◆ Activity
The word "image" marks the lines to find; copy every such line from the data below.

• • • • • • •

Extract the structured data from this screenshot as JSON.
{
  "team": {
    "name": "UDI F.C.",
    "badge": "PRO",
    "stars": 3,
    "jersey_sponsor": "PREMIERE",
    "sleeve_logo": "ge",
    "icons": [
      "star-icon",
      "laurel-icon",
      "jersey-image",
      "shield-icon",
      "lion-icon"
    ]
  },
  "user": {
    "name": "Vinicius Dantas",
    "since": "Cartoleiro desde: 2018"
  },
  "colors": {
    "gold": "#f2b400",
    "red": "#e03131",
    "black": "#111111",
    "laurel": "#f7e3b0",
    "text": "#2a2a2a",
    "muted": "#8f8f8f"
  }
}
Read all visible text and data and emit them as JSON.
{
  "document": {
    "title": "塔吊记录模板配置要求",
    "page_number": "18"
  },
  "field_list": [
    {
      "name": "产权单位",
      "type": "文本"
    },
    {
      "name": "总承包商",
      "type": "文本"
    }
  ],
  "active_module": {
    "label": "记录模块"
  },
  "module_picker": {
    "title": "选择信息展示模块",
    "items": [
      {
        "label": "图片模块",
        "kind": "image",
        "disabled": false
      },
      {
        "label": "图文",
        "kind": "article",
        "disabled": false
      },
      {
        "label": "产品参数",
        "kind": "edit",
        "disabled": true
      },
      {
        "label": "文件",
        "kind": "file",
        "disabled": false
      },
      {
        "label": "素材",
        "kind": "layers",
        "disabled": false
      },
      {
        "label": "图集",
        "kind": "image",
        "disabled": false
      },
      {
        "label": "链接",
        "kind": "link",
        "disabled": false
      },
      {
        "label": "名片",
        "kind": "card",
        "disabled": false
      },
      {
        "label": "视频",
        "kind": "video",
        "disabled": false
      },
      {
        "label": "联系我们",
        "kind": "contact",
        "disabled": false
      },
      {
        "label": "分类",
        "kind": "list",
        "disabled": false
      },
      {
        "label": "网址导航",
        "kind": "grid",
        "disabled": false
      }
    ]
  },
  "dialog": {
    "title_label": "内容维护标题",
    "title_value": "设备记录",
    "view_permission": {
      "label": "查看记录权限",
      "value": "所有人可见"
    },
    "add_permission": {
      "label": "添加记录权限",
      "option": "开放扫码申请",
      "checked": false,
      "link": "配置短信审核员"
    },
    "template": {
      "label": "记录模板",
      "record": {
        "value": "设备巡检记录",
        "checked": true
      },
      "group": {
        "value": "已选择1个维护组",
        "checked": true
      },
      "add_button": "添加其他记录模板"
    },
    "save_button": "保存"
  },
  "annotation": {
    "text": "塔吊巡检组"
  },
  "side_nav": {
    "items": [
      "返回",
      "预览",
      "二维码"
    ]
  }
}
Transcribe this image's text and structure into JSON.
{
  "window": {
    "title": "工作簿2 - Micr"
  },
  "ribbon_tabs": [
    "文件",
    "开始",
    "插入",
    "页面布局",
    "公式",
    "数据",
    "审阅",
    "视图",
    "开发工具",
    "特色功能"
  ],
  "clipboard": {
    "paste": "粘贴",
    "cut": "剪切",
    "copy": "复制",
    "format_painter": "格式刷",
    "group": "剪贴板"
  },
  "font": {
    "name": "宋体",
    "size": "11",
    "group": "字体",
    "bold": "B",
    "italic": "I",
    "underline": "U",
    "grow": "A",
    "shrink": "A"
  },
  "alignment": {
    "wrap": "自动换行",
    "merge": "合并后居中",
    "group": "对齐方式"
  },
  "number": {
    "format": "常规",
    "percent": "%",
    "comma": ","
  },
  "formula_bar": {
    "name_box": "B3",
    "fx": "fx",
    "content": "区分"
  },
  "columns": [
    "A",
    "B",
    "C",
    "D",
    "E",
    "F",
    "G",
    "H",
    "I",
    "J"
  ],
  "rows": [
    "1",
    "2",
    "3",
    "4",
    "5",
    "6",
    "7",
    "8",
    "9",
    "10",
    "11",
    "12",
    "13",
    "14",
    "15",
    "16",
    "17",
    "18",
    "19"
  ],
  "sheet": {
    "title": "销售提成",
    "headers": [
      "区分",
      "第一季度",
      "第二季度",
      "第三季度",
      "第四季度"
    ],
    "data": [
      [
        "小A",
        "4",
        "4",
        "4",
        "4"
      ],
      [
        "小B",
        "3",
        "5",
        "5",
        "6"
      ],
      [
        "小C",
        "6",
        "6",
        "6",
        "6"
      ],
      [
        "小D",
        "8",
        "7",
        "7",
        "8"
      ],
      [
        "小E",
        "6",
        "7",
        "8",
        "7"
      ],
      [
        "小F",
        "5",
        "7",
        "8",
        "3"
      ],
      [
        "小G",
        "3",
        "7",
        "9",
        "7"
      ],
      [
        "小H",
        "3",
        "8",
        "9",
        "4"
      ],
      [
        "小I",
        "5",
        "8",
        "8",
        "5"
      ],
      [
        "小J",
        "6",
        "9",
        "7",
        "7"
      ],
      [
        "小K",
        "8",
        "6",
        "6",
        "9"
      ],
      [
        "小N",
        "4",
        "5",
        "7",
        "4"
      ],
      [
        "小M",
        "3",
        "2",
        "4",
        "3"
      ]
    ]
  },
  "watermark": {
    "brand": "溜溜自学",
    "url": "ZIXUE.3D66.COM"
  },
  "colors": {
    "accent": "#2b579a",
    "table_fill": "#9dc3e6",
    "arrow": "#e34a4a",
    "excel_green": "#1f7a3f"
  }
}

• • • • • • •

◆ The answer
      "jersey-image",
        "kind": "image",
        "kind": "image",
Transcribe this image's text and structure into JSON.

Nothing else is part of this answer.